What you need to do: The whole of the data, every line, should come back exactly the same.
-*-
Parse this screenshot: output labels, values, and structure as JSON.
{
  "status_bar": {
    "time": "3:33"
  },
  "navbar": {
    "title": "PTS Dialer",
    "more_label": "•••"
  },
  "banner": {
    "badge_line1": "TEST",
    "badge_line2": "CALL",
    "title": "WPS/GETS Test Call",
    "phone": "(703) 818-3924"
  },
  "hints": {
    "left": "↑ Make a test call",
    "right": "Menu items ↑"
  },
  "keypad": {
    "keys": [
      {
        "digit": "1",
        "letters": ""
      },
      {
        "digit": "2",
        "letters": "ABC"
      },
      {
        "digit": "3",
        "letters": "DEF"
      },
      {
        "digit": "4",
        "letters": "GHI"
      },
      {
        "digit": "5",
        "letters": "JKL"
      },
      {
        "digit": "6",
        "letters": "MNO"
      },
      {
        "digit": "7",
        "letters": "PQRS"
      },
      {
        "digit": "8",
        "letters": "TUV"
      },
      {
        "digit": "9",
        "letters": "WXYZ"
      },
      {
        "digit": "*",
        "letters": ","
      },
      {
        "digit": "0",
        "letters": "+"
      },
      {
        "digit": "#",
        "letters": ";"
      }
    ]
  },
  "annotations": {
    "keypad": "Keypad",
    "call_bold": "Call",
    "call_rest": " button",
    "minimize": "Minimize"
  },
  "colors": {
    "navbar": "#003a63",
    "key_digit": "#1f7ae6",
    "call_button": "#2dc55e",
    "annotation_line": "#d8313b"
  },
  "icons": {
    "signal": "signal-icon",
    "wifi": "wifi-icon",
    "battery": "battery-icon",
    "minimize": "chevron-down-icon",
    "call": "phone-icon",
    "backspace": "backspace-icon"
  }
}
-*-
Exercise output:
Parse this screenshot: output labels, values, and structure as JSON.
{
  "status_bar": {
    "time": "3:33"
  },
  "navbar": {
    "title": "PTS Dialer",
    "more_label": "•••"
  },
  "banner": {
    "badge_line1": "TEST",
    "badge_line2": "CALL",
    "title": "WPS/GETS Test Call",
    "phone": "(703) 818-3924"
  },
  "hints": {
    "left": "↑ Make a test call",
    "right": "Menu items ↑"
  },
  "keypad": {
    "keys": [
      {
        "digit": "1",
        "letters": ""
      },
      {
        "digit": "2",
        "letters": "ABC"
      },
      {
        "digit": "3",
        "letters": "DEF"
      },
      {
        "digit": "4",
        "letters": "GHI"
      },
      {
        "digit": "5",
        "letters": "JKL"
      },
      {
        "digit": "6",
        "letters": "MNO"
      },
      {
        "digit": "7",
        "letters": "PQRS"
      },
      {
        "digit": "8",
        "letters": "TUV"
      },
      {
        "digit": "9",
        "letters": "WXYZ"
      },
      {
        "digit": "*",
        "letters": ","
      },
      {
        "digit": "0",
        "letters": "+"
      },
      {
        "digit": "#",
        "letters": ";"
      }
    ]
  },
  "annotations": {
    "keypad": "Keypad",
    "call_bold": "Call",
    "call_rest": " button",
    "minimize": "Minimize"
  },
  "colors": {
    "navbar": "#003a63",
    "key_digit": "#1f7ae6",
    "call_button": "#2dc55e",
    "annotation_line": "#d8313b"
  },
  "icons": {
    "signal": "signal-icon",
    "wifi": "wifi-icon",
    "battery": "battery-icon",
    "minimize": "chevron-down-icon",
    "call": "phone-icon",
    "backspace": "backspace-icon"
  }
}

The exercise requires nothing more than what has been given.